● **TASK REQUIREMENTS**
Check every line of the data below for the string "Работа", and copy the ones that hold it.
---------- RECORDED INFORMATION ----------
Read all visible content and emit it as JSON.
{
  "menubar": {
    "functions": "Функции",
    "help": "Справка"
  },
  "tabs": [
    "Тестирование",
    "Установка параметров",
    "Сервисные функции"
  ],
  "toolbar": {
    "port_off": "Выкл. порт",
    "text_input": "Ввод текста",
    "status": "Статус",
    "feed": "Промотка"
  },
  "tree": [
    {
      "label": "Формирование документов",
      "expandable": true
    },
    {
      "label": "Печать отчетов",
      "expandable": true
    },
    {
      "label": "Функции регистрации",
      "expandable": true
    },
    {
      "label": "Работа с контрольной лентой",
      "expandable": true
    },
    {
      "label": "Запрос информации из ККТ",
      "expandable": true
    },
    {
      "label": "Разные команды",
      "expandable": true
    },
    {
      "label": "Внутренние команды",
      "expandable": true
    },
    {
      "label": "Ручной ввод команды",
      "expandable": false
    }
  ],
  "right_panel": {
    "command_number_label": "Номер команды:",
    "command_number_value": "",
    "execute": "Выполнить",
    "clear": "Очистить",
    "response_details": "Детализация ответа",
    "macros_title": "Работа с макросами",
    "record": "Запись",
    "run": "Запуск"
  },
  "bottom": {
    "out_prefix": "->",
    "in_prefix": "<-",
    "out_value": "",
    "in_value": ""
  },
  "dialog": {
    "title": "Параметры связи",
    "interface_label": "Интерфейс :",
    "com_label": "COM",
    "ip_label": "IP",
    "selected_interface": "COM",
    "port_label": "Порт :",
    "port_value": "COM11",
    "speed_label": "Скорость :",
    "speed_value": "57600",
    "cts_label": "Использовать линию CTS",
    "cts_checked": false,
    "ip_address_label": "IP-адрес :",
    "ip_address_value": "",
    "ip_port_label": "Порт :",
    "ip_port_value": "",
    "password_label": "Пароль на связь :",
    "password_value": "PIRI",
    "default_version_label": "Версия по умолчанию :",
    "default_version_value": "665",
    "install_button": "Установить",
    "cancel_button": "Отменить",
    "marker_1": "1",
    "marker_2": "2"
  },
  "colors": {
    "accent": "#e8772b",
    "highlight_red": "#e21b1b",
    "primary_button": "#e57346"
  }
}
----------
● **TASK ANSWER**
      "label": "Работа с контрольной лентой",
    "macros_title": "Работа с макросами",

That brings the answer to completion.